CARACAS, Venezuela — Venezuelan President Hugo Chavez returned home Friday nearly three weeks after undergoing cancer surgery in Cuba, saying he is praying for life and is confident he will survive and triumph in his re-election bid.
After stepping off the plane, Chavez smiled and waved but also spoke soberly about the path ahead in his struggle against cancer. At times, his expression turned serious.
"I lift up a prayer... in this battle for life," Chavez said in a televised speech on the tarmac. "I'm going to live. We're going to live, and we're going to keep on overcoming. And in that commitment I will give everything, all the spiritual and physical strength that fits in my heart."
Then, he added: "Or rather, that doesn't fit. ... It's a force much bigger than the Caribbean."
Chavez came home as many Venezuelans are wondering about his long-term prospects and about how his health will evolve ahead of the country's Oct. 7 presidential election. Chavez has kept secret some details of his illness, such as the type of cancer, spurring speculation about how his cancer might affect the country's political landscape.
His close allies have assured Venezuelans that there is no Plan B and that Chavez is the only leader of his movement heading into the elections. Chavez was greeted by his vice president and Cabinet ministers, and soldiers standing at attention.
He stepped down the stairs from the plane hand-in-hand with his mother and one of his daughters. He walked gingerly and seemed less energetic than in previous appearances.

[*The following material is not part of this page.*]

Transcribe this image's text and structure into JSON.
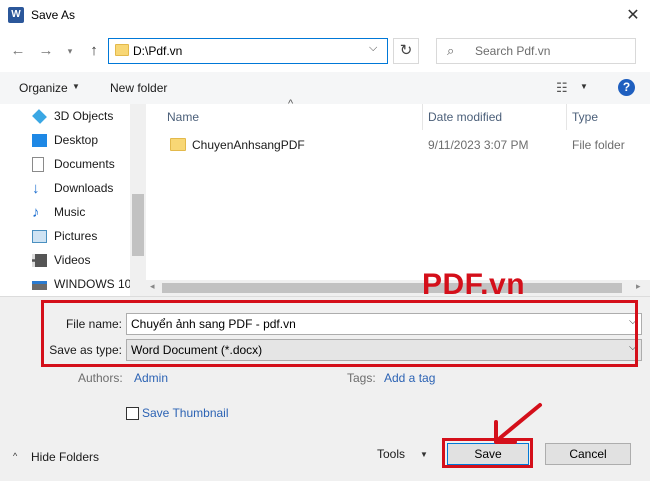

At times, Chavez's mother and another of his daughters seemed on the verge of tears. His mother raised a hand to his head to bless him.
Chavez, whose eyes appeared puffy, said he had prayed with his family in the morning before leaving Cuba.
"This new return comes converted into a prayer, a song, a commitment, a prayer to God," Chavez said. "A new prayer of hope in this battle that it's been up to us to fight."
Chavez vowed to win re-election and criticized his political opponents, saying they represent "the agenda of the right."
He accused opposition-aligned Venezuelan news media of trying to provoke fear and uncertainty in the country. "I call on the country to stay calm," he said.
Chavez also said the country's intelligence agencies should be "very attentive to the movements of these groups of the most extremely radical and irrational right." He didn't elaborate on his concerns.
The 57-year-old leader is seeking another six-year term in the October presidential vote. His rival, 39-year-old state governor Henrique Capriles, has criticized Chavez's handling of his cancer, saying that if he were president his health would "be a matter of public knowledge."
Before Chavez's return, his last appearance on Venezuelan television had came Monday night in a video showing him walking with two of his daughters in a garden in Havana. Chavez appeared in prerecorded video footage during his stay in Cuba, but Friday was the first time state television showed live video of him since he left for Havana on Feb. 24.
The president has said his Feb. 26 surgery in Cuba removed a tumor from the same location in the pelvic region where another tumor was removed in June.
After he was diagnosed with cancer last year, Chavez underwent an initial surgery in June that removed a tumor the size of a baseball.
He then had four rounds of chemotherapy and said tests showed no signs of any cancerous cells. But last month, he announced he was returning to Cuba for surgery to have a lesion removed.
Chavez has described the most recent tumor as measuring about 2 centimeters (0.8 inches). He has declined to identify the precise location where the tumors appeared.
He next plans to undergo radiation therapy, although it's unclear how soon that will begin.
"I feel very recovered," Chavez said at the airport. He said he had regained weight and "I'm stepping up the rhythm little by little again."
He also said that as his mentor Fidel Castro saw him off at the airport in Havana, Castro told him: "Chavez, I know you. Tell your people that you have to be disciplined. They're going to understand, and nobody should think that everything has passed already."
"No," Chavez added, "We're overcoming, but we should continue being rigorously disciplined."
Chavez invited supporters to the presidential palace on Saturday, saying he would address them.
The president sought to keep up with government business while in Cuba. Last weekend, his aides were in Havana for a televised meeting where Chavez reviewed projects ranging from subway expansion work to public housing complexes.
Chavez said he's been paying close attention to events in the country. "I haven't stopped being attentive one single day, even on the most difficult ones," he said.
As he got into a Mercedes to leave the airport, his aides crowed around and chanted: "Chavez, we love you!"
Associated Press writer Jorge Rueda and AP photographer Fernando Llano in Caracas contributed to this report.
Ian James on Twitter: http://twitter.com/ianjamesap